In the end I think we’re supposed to feel sorry for Kal-El that Krypton will not be restored, but considering the Krypton that was, was a stagnating society that had destroyed itself with bad choices, I find it hard to get too worked up over it. He wouldn’t fit in there any better than he would here, really. I did enjoy the performances from all of the main actors. Shannon’s Zod is both sympathetic and menacing. He’s a product of the broken Krypton – engineered to protect it, and unable to think outside of that. Henry Cavill was a solid Superman and Amy Adams at least seemed like she could be a reporter, which gives her an advantage over Lois in Superman Returns. All the various Clark/Kal parents are where they need to be.
The major problems with the movie come down to two things. The first is the neck-snapping. Up to that point, Superman hadn’t been paying any attention to what’s been happening to the average person on the ground. Now, suddenly, here’s a couple of people being directly threatened, and he goes THERE? Where Superman NEVER goes? My friend Chris points out numerous other options other than the FINAL one used. I bet you could think up a few more. Even if you keep that scene, you know what would’ve made it more poignant? Say Supes and Zod are bashing their way through the city, wrecking stuff, but hey! That schoolbus is about to be crushed by rubble! Superman zooms over and rescues them, and gets wrecked by Zod as a result. Show him trying and failing to help these common folks caught in the crossfire of this huge battle. Then the terrible choice Clark makes might have some heft. Zod will have already killed thousands but at least it would’ve shown that Superman cared. The anguish might’ve felt earned instead of forced.
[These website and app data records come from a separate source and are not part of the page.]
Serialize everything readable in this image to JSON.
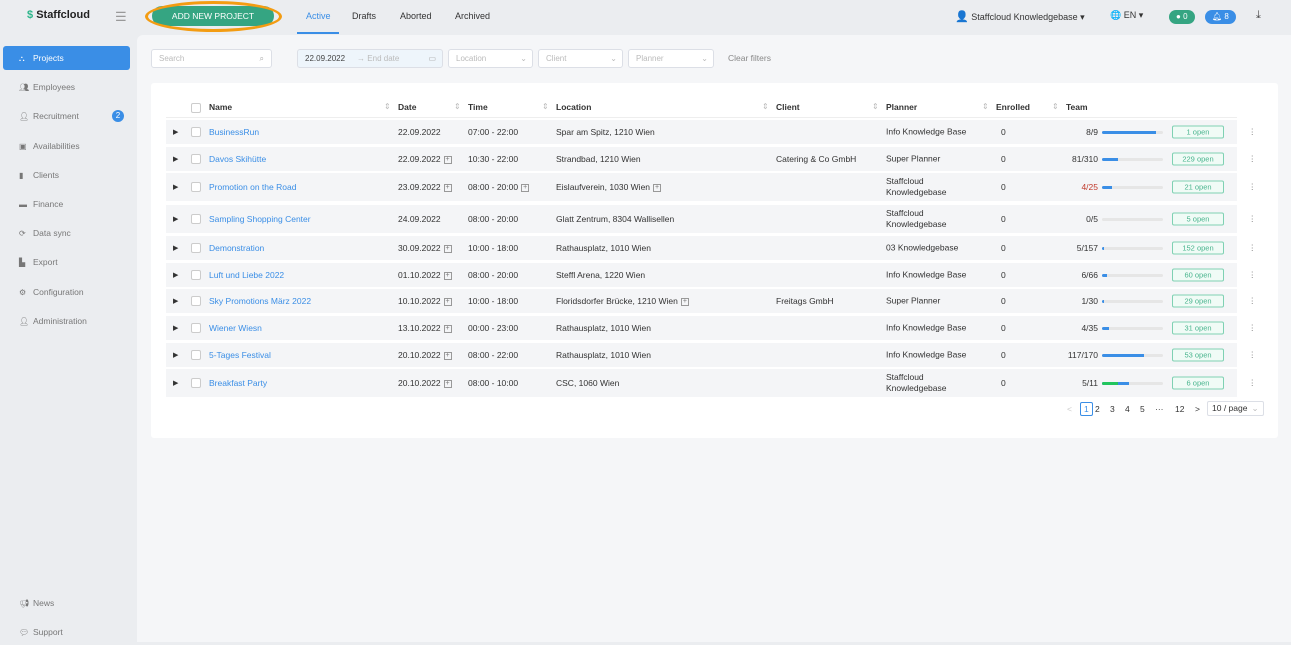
{
  "header": {
    "logo": "Staffcloud",
    "add_button": "ADD NEW PROJECT",
    "tabs": [
      "Active",
      "Drafts",
      "Aborted",
      "Archived"
    ],
    "active_tab": "Active",
    "user": "Staffcloud Knowledgebase",
    "language": "EN",
    "messages_count": "0",
    "notifications_count": "8",
    "accent": "#3a8ee6",
    "brand": "#35a582"
  },
  "sidebar": {
    "items": [
      {
        "label": "Projects",
        "icon": "sitemap-icon"
      },
      {
        "label": "Employees",
        "icon": "users-icon"
      },
      {
        "label": "Recruitment",
        "icon": "user-plus-icon",
        "badge": "2"
      },
      {
        "label": "Availabilities",
        "icon": "calendar-check-icon"
      },
      {
        "label": "Clients",
        "icon": "building-icon"
      },
      {
        "label": "Finance",
        "icon": "money-icon"
      },
      {
        "label": "Data sync",
        "icon": "sync-icon"
      },
      {
        "label": "Export",
        "icon": "file-icon"
      },
      {
        "label": "Configuration",
        "icon": "gear-icon"
      },
      {
        "label": "Administration",
        "icon": "user-gear-icon"
      }
    ],
    "bottom": [
      {
        "label": "News",
        "icon": "megaphone-icon"
      },
      {
        "label": "Support",
        "icon": "support-icon"
      }
    ]
  },
  "filters": {
    "search_placeholder": "Search",
    "start_date": "22.09.2022",
    "end_date_placeholder": "End date",
    "location_placeholder": "Location",
    "client_placeholder": "Client",
    "planner_placeholder": "Planner",
    "clear": "Clear filters"
  },
  "table": {
    "columns": [
      "Name",
      "Date",
      "Time",
      "Location",
      "Client",
      "Planner",
      "Enrolled",
      "Team"
    ],
    "rows": [
      {
        "name": "BusinessRun",
        "date": "22.09.2022",
        "date_plus": false,
        "time": "07:00 - 22:00",
        "time_plus": false,
        "location": "Spar am Spitz, 1210 Wien",
        "loc_plus": false,
        "client": "",
        "planner": "Info Knowledge Base",
        "enrolled": "0",
        "team": "8/9",
        "fraction": 0.89,
        "confirmed": 0,
        "open": "1 open"
      },
      {
        "name": "Davos Skihütte",
        "date": "22.09.2022",
        "date_plus": true,
        "time": "10:30 - 22:00",
        "time_plus": false,
        "location": "Strandbad, 1210 Wien",
        "loc_plus": false,
        "client": "Catering & Co GmbH",
        "planner": "Super Planner",
        "enrolled": "0",
        "team": "81/310",
        "fraction": 0.26,
        "confirmed": 0,
        "open": "229 open"
      },
      {
        "name": "Promotion on the Road",
        "date": "23.09.2022",
        "date_plus": true,
        "time": "08:00 - 20:00",
        "time_plus": true,
        "location": "Eislaufverein, 1030 Wien",
        "loc_plus": true,
        "client": "",
        "planner": "Staffcloud Knowledgebase",
        "enrolled": "0",
        "team": "4/25",
        "team_alert": true,
        "fraction": 0.16,
        "confirmed": 0,
        "open": "21 open"
      },
      {
        "name": "Sampling Shopping Center",
        "date": "24.09.2022",
        "date_plus": false,
        "time": "08:00 - 20:00",
        "time_plus": false,
        "location": "Glatt Zentrum, 8304 Wallisellen",
        "loc_plus": false,
        "client": "",
        "planner": "Staffcloud Knowledgebase",
        "enrolled": "0",
        "team": "0/5",
        "fraction": 0,
        "confirmed": 0,
        "open": "5 open"
      },
      {
        "name": "Demonstration",
        "date": "30.09.2022",
        "date_plus": true,
        "time": "10:00 - 18:00",
        "time_plus": false,
        "location": "Rathausplatz, 1010 Wien",
        "loc_plus": false,
        "client": "",
        "planner": "03 Knowledgebase",
        "enrolled": "0",
        "team": "5/157",
        "fraction": 0.03,
        "confirmed": 0,
        "open": "152 open"
      },
      {
        "name": "Luft und Liebe 2022",
        "date": "01.10.2022",
        "date_plus": true,
        "time": "08:00 - 20:00",
        "time_plus": false,
        "location": "Steffl Arena, 1220 Wien",
        "loc_plus": false,
        "client": "",
        "planner": "Info Knowledge Base",
        "enrolled": "0",
        "team": "6/66",
        "fraction": 0.09,
        "confirmed": 0,
        "open": "60 open"
      },
      {
        "name": "Sky Promotions März 2022",
        "date": "10.10.2022",
        "date_plus": true,
        "time": "10:00 - 18:00",
        "time_plus": false,
        "location": "Floridsdorfer Brücke, 1210 Wien",
        "loc_plus": true,
        "client": "Freitags GmbH",
        "planner": "Super Planner",
        "enrolled": "0",
        "team": "1/30",
        "fraction": 0.03,
        "confirmed": 0,
        "open": "29 open"
      },
      {
        "name": "Wiener Wiesn",
        "date": "13.10.2022",
        "date_plus": true,
        "time": "00:00 - 23:00",
        "time_plus": false,
        "location": "Rathausplatz, 1010 Wien",
        "loc_plus": false,
        "client": "",
        "planner": "Info Knowledge Base",
        "enrolled": "0",
        "team": "4/35",
        "fraction": 0.11,
        "confirmed": 0,
        "open": "31 open"
      },
      {
        "name": "5-Tages Festival",
        "date": "20.10.2022",
        "date_plus": true,
        "time": "08:00 - 22:00",
        "time_plus": false,
        "location": "Rathausplatz, 1010 Wien",
        "loc_plus": false,
        "client": "",
        "planner": "Info Knowledge Base",
        "enrolled": "0",
        "team": "117/170",
        "fraction": 0.69,
        "confirmed": 0,
        "open": "53 open"
      },
      {
        "name": "Breakfast Party",
        "date": "20.10.2022",
        "date_plus": true,
        "time": "08:00 - 10:00",
        "time_plus": false,
        "location": "CSC, 1060 Wien",
        "loc_plus": false,
        "client": "",
        "planner": "Staffcloud Knowledgebase",
        "enrolled": "0",
        "team": "5/11",
        "fraction": 0.45,
        "confirmed": 0.27,
        "open": "6 open"
      }
    ]
  },
  "pagination": {
    "pages": [
      "1",
      "2",
      "3",
      "4",
      "5",
      "···",
      "12"
    ],
    "current": "1",
    "page_size": "10 / page"
  }
}
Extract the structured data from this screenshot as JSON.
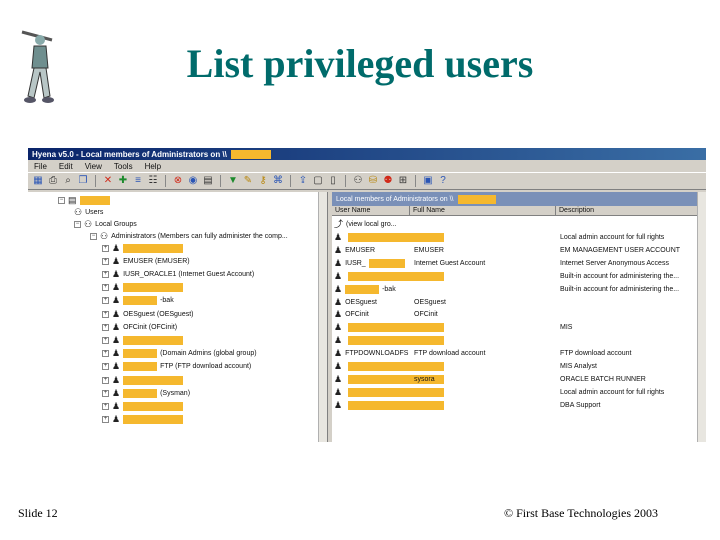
{
  "slide": {
    "title": "List privileged users",
    "slide_number": "Slide 12",
    "copyright": "© First Base Technologies 2003"
  },
  "window": {
    "title": "Hyena v5.0 - Local members of Administrators on \\\\",
    "menu": [
      "File",
      "Edit",
      "View",
      "Tools",
      "Help"
    ]
  },
  "tree": {
    "users_label": "Users",
    "groups_label": "Local Groups",
    "admins_label": "Administrators (Members can fully administer the comp...",
    "members": [
      {
        "label": "",
        "redacted": true
      },
      {
        "label": "EMUSER (EMUSER)"
      },
      {
        "label": "IUSR_ORACLE1 (Internet Guest Account)"
      },
      {
        "label": "",
        "redacted": true
      },
      {
        "label": "-bak",
        "redacted": true
      },
      {
        "label": "OESguest (OESguest)"
      },
      {
        "label": "OFCinit (OFCinit)"
      },
      {
        "label": "",
        "redacted": true
      },
      {
        "label": "(Domain Admins (global group)",
        "redacted": true
      },
      {
        "label": "FTP (FTP download account)",
        "redacted": true
      },
      {
        "label": "",
        "redacted": true
      },
      {
        "label": "(Sysman)",
        "redacted": true
      },
      {
        "label": "",
        "redacted": true
      },
      {
        "label": "",
        "redacted": true
      }
    ]
  },
  "list": {
    "pane_title": "Local members of Administrators on \\\\",
    "columns": [
      "User Name",
      "Full Name",
      "Description"
    ],
    "first_row": "(view local gro...",
    "rows": [
      {
        "name": "",
        "full": "",
        "desc": "Local admin account for full rights"
      },
      {
        "name": "EMUSER",
        "full": "EMUSER",
        "desc": "EM MANAGEMENT USER ACCOUNT"
      },
      {
        "name": "IUSR_",
        "full": "Internet Guest Account",
        "desc": "Internet Server Anonymous Access"
      },
      {
        "name": "",
        "full": "",
        "desc": "Built-in account for administering the..."
      },
      {
        "name": "-bak",
        "full": "",
        "desc": "Built-in account for administering the..."
      },
      {
        "name": "OESguest",
        "full": "OESguest",
        "desc": ""
      },
      {
        "name": "OFCinit",
        "full": "OFCinit",
        "desc": ""
      },
      {
        "name": "",
        "full": "",
        "desc": "MIS"
      },
      {
        "name": "",
        "full": "",
        "desc": ""
      },
      {
        "name": "FTPDOWNLOADFS",
        "full": "FTP download account",
        "desc": "FTP download account"
      },
      {
        "name": "",
        "full": "",
        "desc": "MIS Analyst"
      },
      {
        "name": "",
        "full": "sysora",
        "desc": "ORACLE BATCH RUNNER"
      },
      {
        "name": "",
        "full": "",
        "desc": "Local admin account for full rights"
      },
      {
        "name": "",
        "full": "",
        "desc": "DBA Support"
      }
    ]
  },
  "colors": {
    "title": "#006b6b",
    "redaction": "#f5b82e",
    "titlebar": "#0a246a"
  }
}
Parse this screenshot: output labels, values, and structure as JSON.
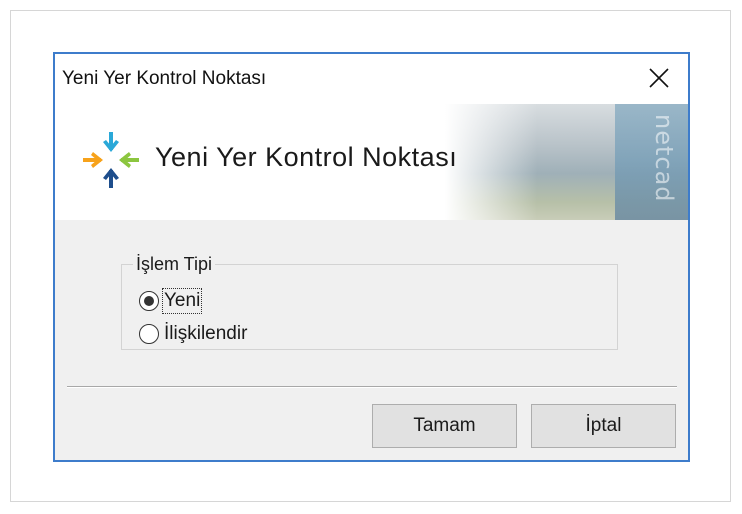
{
  "window": {
    "title": "Yeni Yer Kontrol Noktası"
  },
  "banner": {
    "title": "Yeni Yer Kontrol Noktası",
    "watermark": "netcad"
  },
  "group": {
    "label": "İşlem Tipi",
    "options": [
      {
        "label": "Yeni",
        "selected": true
      },
      {
        "label": "İlişkilendir",
        "selected": false
      }
    ]
  },
  "buttons": {
    "ok": "Tamam",
    "cancel": "İptal"
  },
  "colors": {
    "dialog_border": "#3d7ccb",
    "logo_cyan": "#2aa8d8",
    "logo_green": "#8cc63f",
    "logo_orange": "#f7a21b",
    "logo_navy": "#1e4e8c"
  },
  "icons": {
    "close": "close-icon",
    "logo": "netcad-logo-icon"
  }
}
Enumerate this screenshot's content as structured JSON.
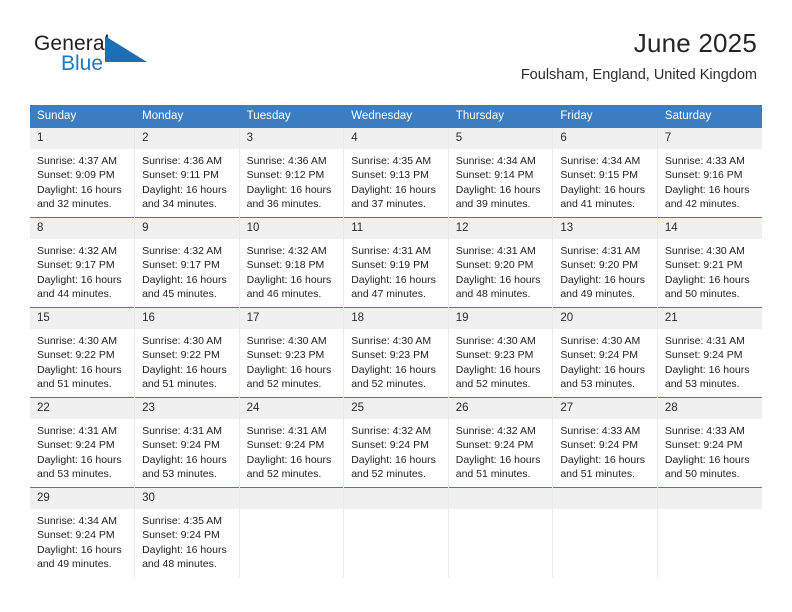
{
  "brand": {
    "name_top": "General",
    "name_bottom": "Blue",
    "triangle_color": "#1b6fb5",
    "blue_text_color": "#1b7ac4"
  },
  "header": {
    "title": "June 2025",
    "subtitle": "Foulsham, England, United Kingdom"
  },
  "theme": {
    "header_row_bg": "#3b7dc0",
    "header_row_text": "#ffffff",
    "daynum_bg": "#f0f0f0",
    "row_rule": "#3b7dc0",
    "cell_divider": "#e9e9ea"
  },
  "weekdays": [
    "Sunday",
    "Monday",
    "Tuesday",
    "Wednesday",
    "Thursday",
    "Friday",
    "Saturday"
  ],
  "weeks": [
    [
      {
        "day": "1",
        "sunrise": "Sunrise: 4:37 AM",
        "sunset": "Sunset: 9:09 PM",
        "daylight1": "Daylight: 16 hours",
        "daylight2": "and 32 minutes."
      },
      {
        "day": "2",
        "sunrise": "Sunrise: 4:36 AM",
        "sunset": "Sunset: 9:11 PM",
        "daylight1": "Daylight: 16 hours",
        "daylight2": "and 34 minutes."
      },
      {
        "day": "3",
        "sunrise": "Sunrise: 4:36 AM",
        "sunset": "Sunset: 9:12 PM",
        "daylight1": "Daylight: 16 hours",
        "daylight2": "and 36 minutes."
      },
      {
        "day": "4",
        "sunrise": "Sunrise: 4:35 AM",
        "sunset": "Sunset: 9:13 PM",
        "daylight1": "Daylight: 16 hours",
        "daylight2": "and 37 minutes."
      },
      {
        "day": "5",
        "sunrise": "Sunrise: 4:34 AM",
        "sunset": "Sunset: 9:14 PM",
        "daylight1": "Daylight: 16 hours",
        "daylight2": "and 39 minutes."
      },
      {
        "day": "6",
        "sunrise": "Sunrise: 4:34 AM",
        "sunset": "Sunset: 9:15 PM",
        "daylight1": "Daylight: 16 hours",
        "daylight2": "and 41 minutes."
      },
      {
        "day": "7",
        "sunrise": "Sunrise: 4:33 AM",
        "sunset": "Sunset: 9:16 PM",
        "daylight1": "Daylight: 16 hours",
        "daylight2": "and 42 minutes."
      }
    ],
    [
      {
        "day": "8",
        "sunrise": "Sunrise: 4:32 AM",
        "sunset": "Sunset: 9:17 PM",
        "daylight1": "Daylight: 16 hours",
        "daylight2": "and 44 minutes."
      },
      {
        "day": "9",
        "sunrise": "Sunrise: 4:32 AM",
        "sunset": "Sunset: 9:17 PM",
        "daylight1": "Daylight: 16 hours",
        "daylight2": "and 45 minutes."
      },
      {
        "day": "10",
        "sunrise": "Sunrise: 4:32 AM",
        "sunset": "Sunset: 9:18 PM",
        "daylight1": "Daylight: 16 hours",
        "daylight2": "and 46 minutes."
      },
      {
        "day": "11",
        "sunrise": "Sunrise: 4:31 AM",
        "sunset": "Sunset: 9:19 PM",
        "daylight1": "Daylight: 16 hours",
        "daylight2": "and 47 minutes."
      },
      {
        "day": "12",
        "sunrise": "Sunrise: 4:31 AM",
        "sunset": "Sunset: 9:20 PM",
        "daylight1": "Daylight: 16 hours",
        "daylight2": "and 48 minutes."
      },
      {
        "day": "13",
        "sunrise": "Sunrise: 4:31 AM",
        "sunset": "Sunset: 9:20 PM",
        "daylight1": "Daylight: 16 hours",
        "daylight2": "and 49 minutes."
      },
      {
        "day": "14",
        "sunrise": "Sunrise: 4:30 AM",
        "sunset": "Sunset: 9:21 PM",
        "daylight1": "Daylight: 16 hours",
        "daylight2": "and 50 minutes."
      }
    ],
    [
      {
        "day": "15",
        "sunrise": "Sunrise: 4:30 AM",
        "sunset": "Sunset: 9:22 PM",
        "daylight1": "Daylight: 16 hours",
        "daylight2": "and 51 minutes."
      },
      {
        "day": "16",
        "sunrise": "Sunrise: 4:30 AM",
        "sunset": "Sunset: 9:22 PM",
        "daylight1": "Daylight: 16 hours",
        "daylight2": "and 51 minutes."
      },
      {
        "day": "17",
        "sunrise": "Sunrise: 4:30 AM",
        "sunset": "Sunset: 9:23 PM",
        "daylight1": "Daylight: 16 hours",
        "daylight2": "and 52 minutes."
      },
      {
        "day": "18",
        "sunrise": "Sunrise: 4:30 AM",
        "sunset": "Sunset: 9:23 PM",
        "daylight1": "Daylight: 16 hours",
        "daylight2": "and 52 minutes."
      },
      {
        "day": "19",
        "sunrise": "Sunrise: 4:30 AM",
        "sunset": "Sunset: 9:23 PM",
        "daylight1": "Daylight: 16 hours",
        "daylight2": "and 52 minutes."
      },
      {
        "day": "20",
        "sunrise": "Sunrise: 4:30 AM",
        "sunset": "Sunset: 9:24 PM",
        "daylight1": "Daylight: 16 hours",
        "daylight2": "and 53 minutes."
      },
      {
        "day": "21",
        "sunrise": "Sunrise: 4:31 AM",
        "sunset": "Sunset: 9:24 PM",
        "daylight1": "Daylight: 16 hours",
        "daylight2": "and 53 minutes."
      }
    ],
    [
      {
        "day": "22",
        "sunrise": "Sunrise: 4:31 AM",
        "sunset": "Sunset: 9:24 PM",
        "daylight1": "Daylight: 16 hours",
        "daylight2": "and 53 minutes."
      },
      {
        "day": "23",
        "sunrise": "Sunrise: 4:31 AM",
        "sunset": "Sunset: 9:24 PM",
        "daylight1": "Daylight: 16 hours",
        "daylight2": "and 53 minutes."
      },
      {
        "day": "24",
        "sunrise": "Sunrise: 4:31 AM",
        "sunset": "Sunset: 9:24 PM",
        "daylight1": "Daylight: 16 hours",
        "daylight2": "and 52 minutes."
      },
      {
        "day": "25",
        "sunrise": "Sunrise: 4:32 AM",
        "sunset": "Sunset: 9:24 PM",
        "daylight1": "Daylight: 16 hours",
        "daylight2": "and 52 minutes."
      },
      {
        "day": "26",
        "sunrise": "Sunrise: 4:32 AM",
        "sunset": "Sunset: 9:24 PM",
        "daylight1": "Daylight: 16 hours",
        "daylight2": "and 51 minutes."
      },
      {
        "day": "27",
        "sunrise": "Sunrise: 4:33 AM",
        "sunset": "Sunset: 9:24 PM",
        "daylight1": "Daylight: 16 hours",
        "daylight2": "and 51 minutes."
      },
      {
        "day": "28",
        "sunrise": "Sunrise: 4:33 AM",
        "sunset": "Sunset: 9:24 PM",
        "daylight1": "Daylight: 16 hours",
        "daylight2": "and 50 minutes."
      }
    ],
    [
      {
        "day": "29",
        "sunrise": "Sunrise: 4:34 AM",
        "sunset": "Sunset: 9:24 PM",
        "daylight1": "Daylight: 16 hours",
        "daylight2": "and 49 minutes."
      },
      {
        "day": "30",
        "sunrise": "Sunrise: 4:35 AM",
        "sunset": "Sunset: 9:24 PM",
        "daylight1": "Daylight: 16 hours",
        "daylight2": "and 48 minutes."
      },
      {
        "day": "",
        "sunrise": "",
        "sunset": "",
        "daylight1": "",
        "daylight2": ""
      },
      {
        "day": "",
        "sunrise": "",
        "sunset": "",
        "daylight1": "",
        "daylight2": ""
      },
      {
        "day": "",
        "sunrise": "",
        "sunset": "",
        "daylight1": "",
        "daylight2": ""
      },
      {
        "day": "",
        "sunrise": "",
        "sunset": "",
        "daylight1": "",
        "daylight2": ""
      },
      {
        "day": "",
        "sunrise": "",
        "sunset": "",
        "daylight1": "",
        "daylight2": ""
      }
    ]
  ]
}
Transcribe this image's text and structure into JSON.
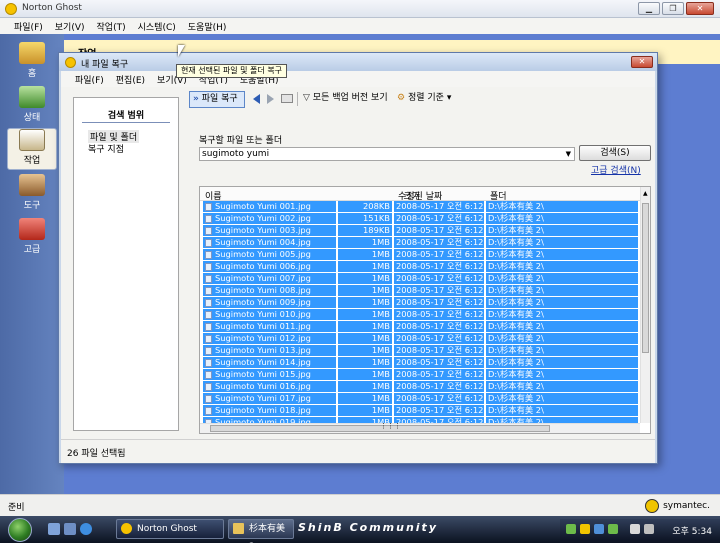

The other problem is that you went big with the first movie. How do you follow this? Lex Luthor is the only other option that Joe Moviegoer knows. But that usually means bringing in the biggest weakness of the Superman franchise – Kryptonite. There are other villains but even now, everyone is looking for Luthor, there’s no way that’s not what comes next.
I will say that I did enjoy the movie. I have no plans to see it again, but it’s probably one of those I’d watch when it came on FX in the future. That puts it on par with Iron Man 2. No need to seek it out unless you are a big Superman fan, and even if, it may tick you off.